## [Try it]
Make an exact copy of the entries, and keep any pictures out of it.

>>>

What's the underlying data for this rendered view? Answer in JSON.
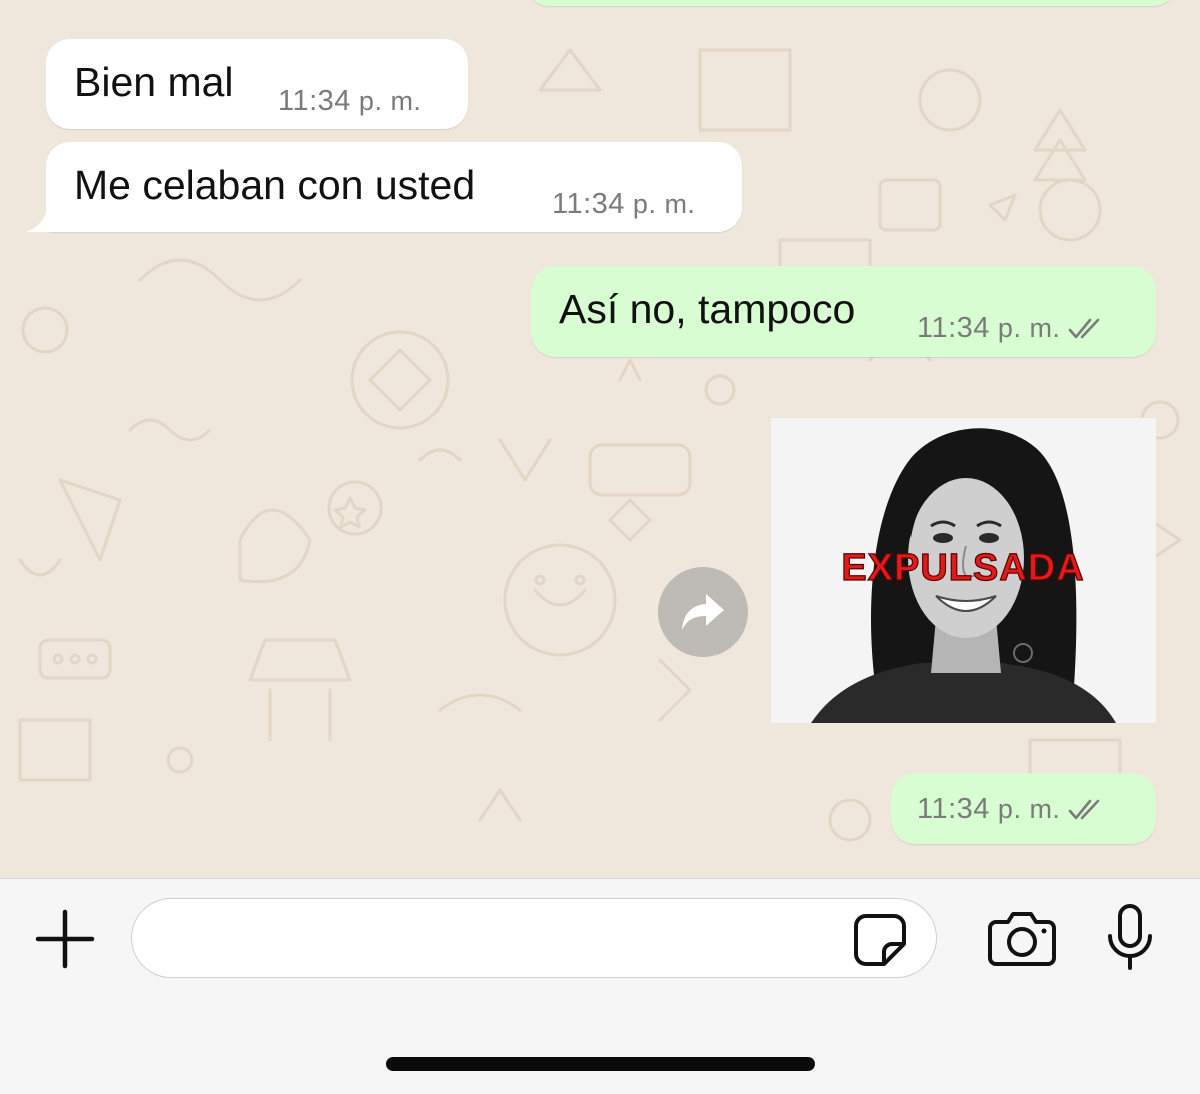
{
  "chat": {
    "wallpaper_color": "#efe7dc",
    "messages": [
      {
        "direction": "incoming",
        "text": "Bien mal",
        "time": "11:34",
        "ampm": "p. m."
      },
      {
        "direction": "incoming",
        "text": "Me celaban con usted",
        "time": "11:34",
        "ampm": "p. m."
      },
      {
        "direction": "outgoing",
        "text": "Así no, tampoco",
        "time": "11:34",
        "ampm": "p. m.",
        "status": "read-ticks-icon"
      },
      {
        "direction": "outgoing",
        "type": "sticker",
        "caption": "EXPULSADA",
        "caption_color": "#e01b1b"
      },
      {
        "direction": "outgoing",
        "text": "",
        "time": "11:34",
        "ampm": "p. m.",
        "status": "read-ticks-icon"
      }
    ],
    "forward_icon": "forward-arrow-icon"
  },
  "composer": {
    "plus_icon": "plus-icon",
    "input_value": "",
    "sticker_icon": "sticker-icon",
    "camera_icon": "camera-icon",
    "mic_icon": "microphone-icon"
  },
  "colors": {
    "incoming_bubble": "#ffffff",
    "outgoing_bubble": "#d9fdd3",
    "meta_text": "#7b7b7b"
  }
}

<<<

## [Output of the exercise]
What's the underlying data for this rendered view? Answer in JSON.
{
  "chat": {
    "wallpaper_color": "#efe7dc",
    "messages": [
      {
        "direction": "incoming",
        "text": "Bien mal",
        "time": "11:34",
        "ampm": "p. m."
      },
      {
        "direction": "incoming",
        "text": "Me celaban con usted",
        "time": "11:34",
        "ampm": "p. m."
      },
      {
        "direction": "outgoing",
        "text": "Así no, tampoco",
        "time": "11:34",
        "ampm": "p. m.",
        "status": "read-ticks-icon"
      },
      {
        "direction": "outgoing",
        "type": "sticker",
        "caption": "EXPULSADA",
        "caption_color": "#e01b1b"
      },
      {
        "direction": "outgoing",
        "text": "",
        "time": "11:34",
        "ampm": "p. m.",
        "status": "read-ticks-icon"
      }
    ],
    "forward_icon": "forward-arrow-icon"
  },
  "composer": {
    "plus_icon": "plus-icon",
    "input_value": "",
    "sticker_icon": "sticker-icon",
    "camera_icon": "camera-icon",
    "mic_icon": "microphone-icon"
  },
  "colors": {
    "incoming_bubble": "#ffffff",
    "outgoing_bubble": "#d9fdd3",
    "meta_text": "#7b7b7b"
  }
}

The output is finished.